• _GIVEN RECORDS_
::::::::::

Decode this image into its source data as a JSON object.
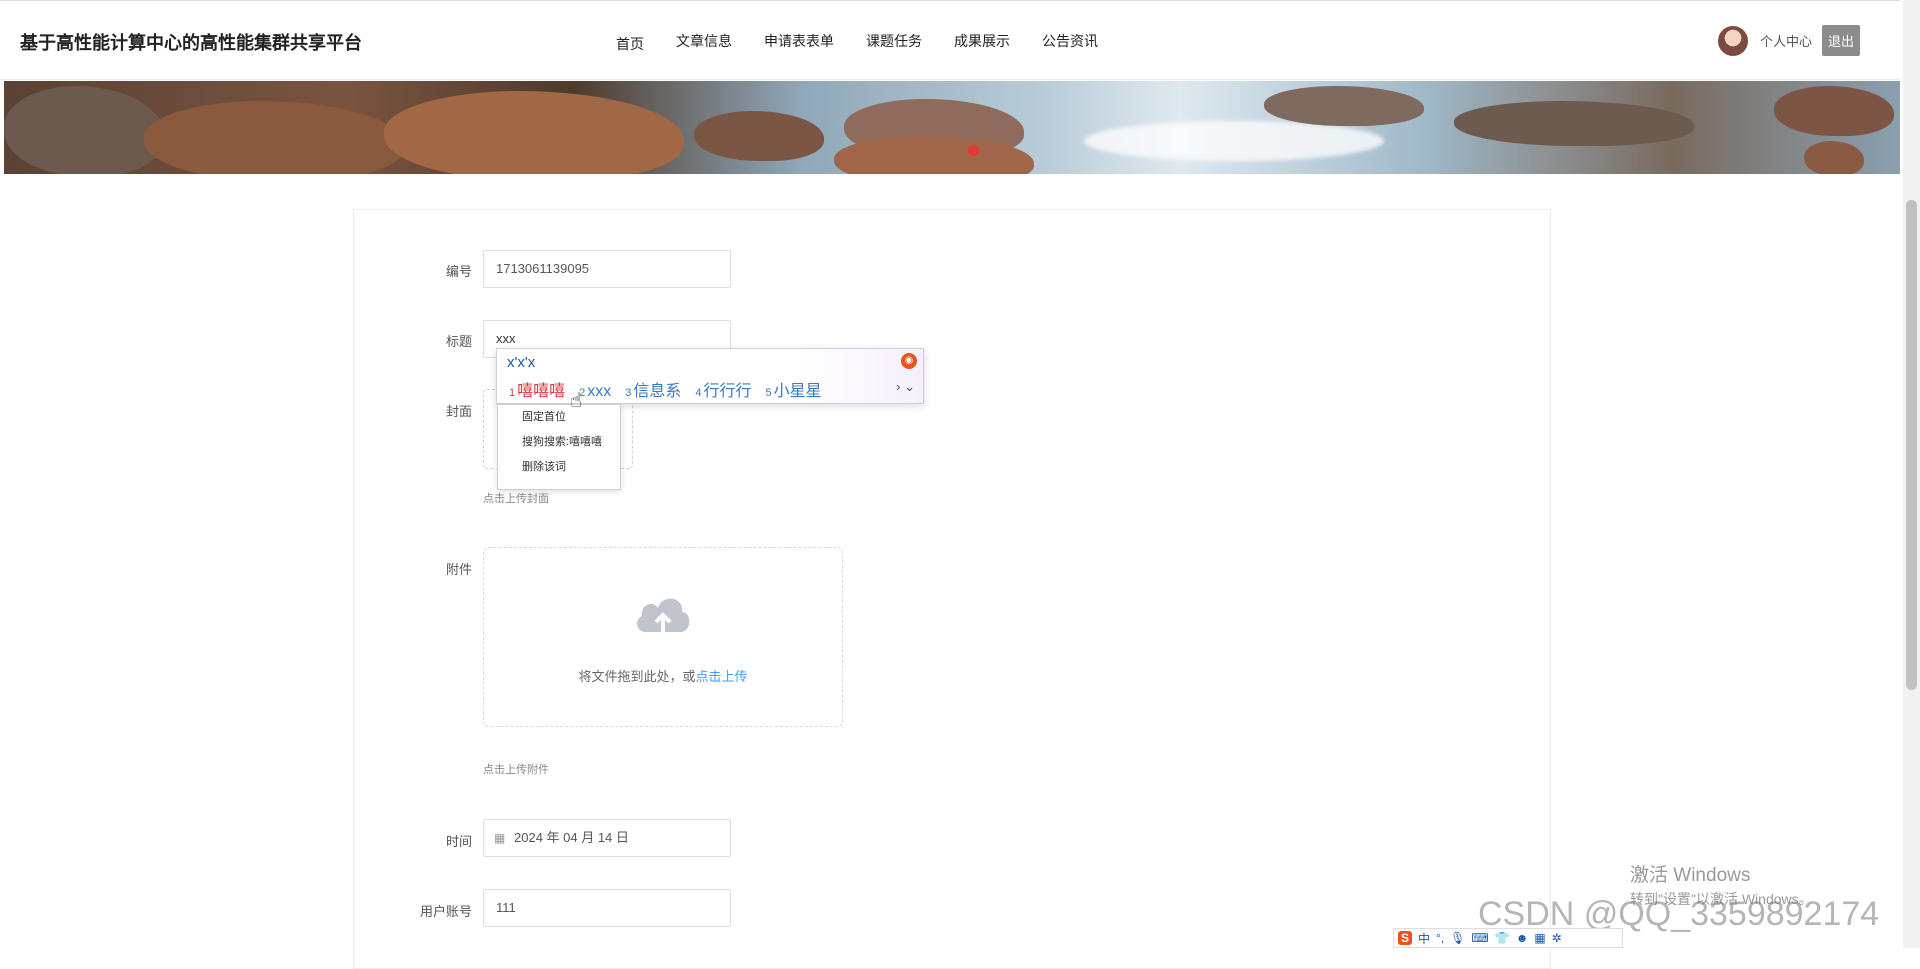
{
  "header": {
    "site_title": "基于高性能计算中心的高性能集群共享平台",
    "nav": [
      "首页",
      "文章信息",
      "申请表表单",
      "课题任务",
      "成果展示",
      "公告资讯"
    ],
    "user_center": "个人中心",
    "logout": "退出"
  },
  "form": {
    "id_label": "编号",
    "id_value": "1713061139095",
    "title_label": "标题",
    "title_value": "xxx",
    "cover_label": "封面",
    "cover_hint": "点击上传封面",
    "attachment_label": "附件",
    "drop_text": "将文件拖到此处，或",
    "drop_link": "点击上传",
    "attachment_hint": "点击上传附件",
    "time_label": "时间",
    "time_value": "2024 年 04 月 14 日",
    "account_label": "用户账号",
    "account_value": "111"
  },
  "ime": {
    "input": "x'x'x",
    "candidates": [
      {
        "num": "1",
        "text": "嘻嘻嘻"
      },
      {
        "num": "2",
        "text": "xxx"
      },
      {
        "num": "3",
        "text": "信息系"
      },
      {
        "num": "4",
        "text": "行行行"
      },
      {
        "num": "5",
        "text": "小星星"
      }
    ],
    "more": "› ⌄",
    "context_menu": [
      "固定首位",
      "搜狗搜索:嘻嘻嘻",
      "删除该词"
    ]
  },
  "overlay": {
    "windows_activate_line1": "激活 Windows",
    "windows_activate_line2": "转到\"设置\"以激活 Windows。",
    "watermark": "CSDN @QQ_3359892174",
    "ime_toolbar_logo": "S",
    "ime_toolbar_mode": "中"
  },
  "colors": {
    "accent": "#409eff",
    "logout_bg": "#8c8c8c",
    "ime_active": "#d7383a",
    "ime_candidate": "#3b78c2",
    "banner_indicator": "#e53935"
  }
}
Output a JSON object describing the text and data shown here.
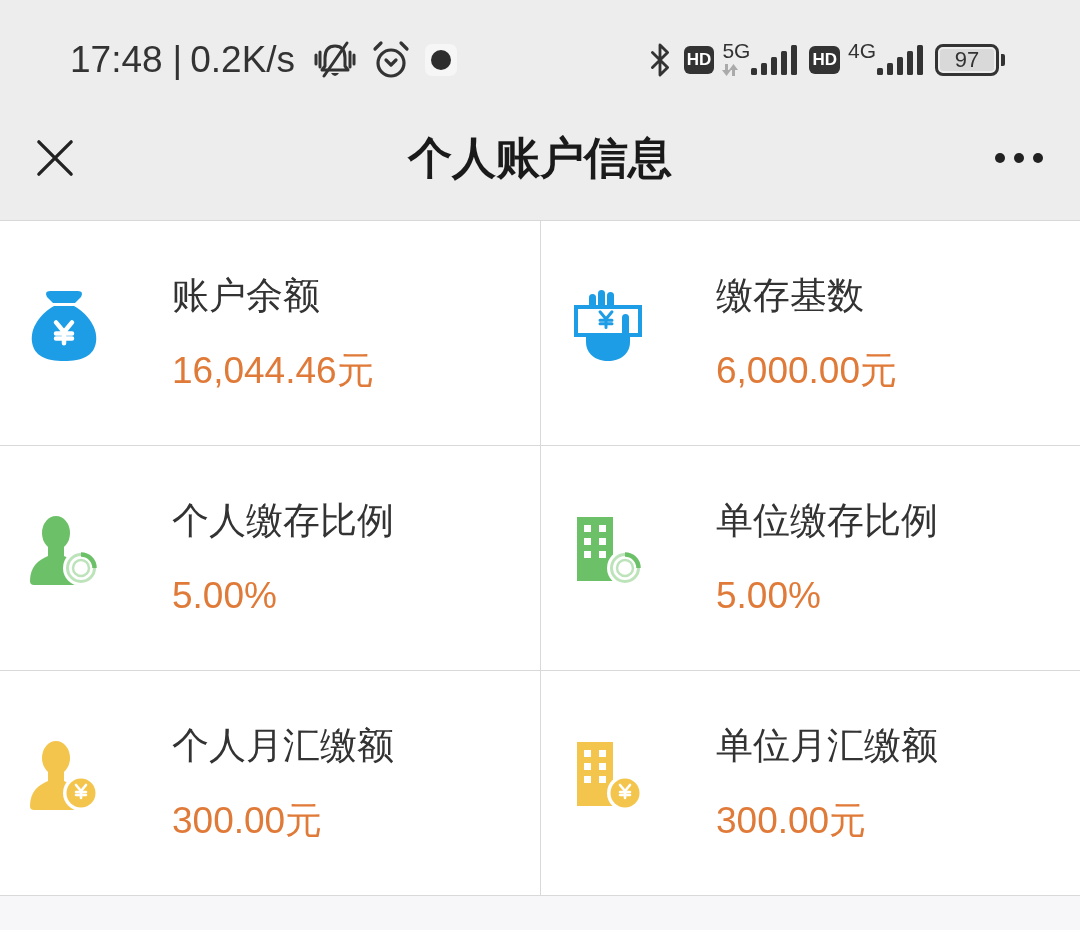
{
  "status_bar": {
    "time": "17:48",
    "separator": "|",
    "net_speed": "0.2K/s",
    "networks": [
      {
        "badge": "HD",
        "type": "5G",
        "activity": true
      },
      {
        "badge": "HD",
        "type": "4G",
        "activity": false
      }
    ],
    "battery": "97"
  },
  "nav_bar": {
    "title": "个人账户信息"
  },
  "cards": [
    {
      "kind": "money-bag",
      "color": "#1d9de5",
      "label": "账户余额",
      "value": "16,044.46元"
    },
    {
      "kind": "hand-card",
      "color": "#1d9de5",
      "label": "缴存基数",
      "value": "6,000.00元"
    },
    {
      "kind": "person-chart",
      "color": "#6cc067",
      "label": "个人缴存比例",
      "value": "5.00%"
    },
    {
      "kind": "building-chart",
      "color": "#6cc067",
      "label": "单位缴存比例",
      "value": "5.00%"
    },
    {
      "kind": "person-coin",
      "color": "#f4c54d",
      "label": "个人月汇缴额",
      "value": "300.00元"
    },
    {
      "kind": "building-coin",
      "color": "#f4c54d",
      "label": "单位月汇缴额",
      "value": "300.00元"
    }
  ]
}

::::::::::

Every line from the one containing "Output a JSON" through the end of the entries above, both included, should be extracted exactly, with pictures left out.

Output a JSON object describing the text and data shown here.
{
  "status_bar": {
    "time": "17:48",
    "separator": "|",
    "net_speed": "0.2K/s",
    "networks": [
      {
        "badge": "HD",
        "type": "5G",
        "activity": true
      },
      {
        "badge": "HD",
        "type": "4G",
        "activity": false
      }
    ],
    "battery": "97"
  },
  "nav_bar": {
    "title": "个人账户信息"
  },
  "cards": [
    {
      "kind": "money-bag",
      "color": "#1d9de5",
      "label": "账户余额",
      "value": "16,044.46元"
    },
    {
      "kind": "hand-card",
      "color": "#1d9de5",
      "label": "缴存基数",
      "value": "6,000.00元"
    },
    {
      "kind": "person-chart",
      "color": "#6cc067",
      "label": "个人缴存比例",
      "value": "5.00%"
    },
    {
      "kind": "building-chart",
      "color": "#6cc067",
      "label": "单位缴存比例",
      "value": "5.00%"
    },
    {
      "kind": "person-coin",
      "color": "#f4c54d",
      "label": "个人月汇缴额",
      "value": "300.00元"
    },
    {
      "kind": "building-coin",
      "color": "#f4c54d",
      "label": "单位月汇缴额",
      "value": "300.00元"
    }
  ]
}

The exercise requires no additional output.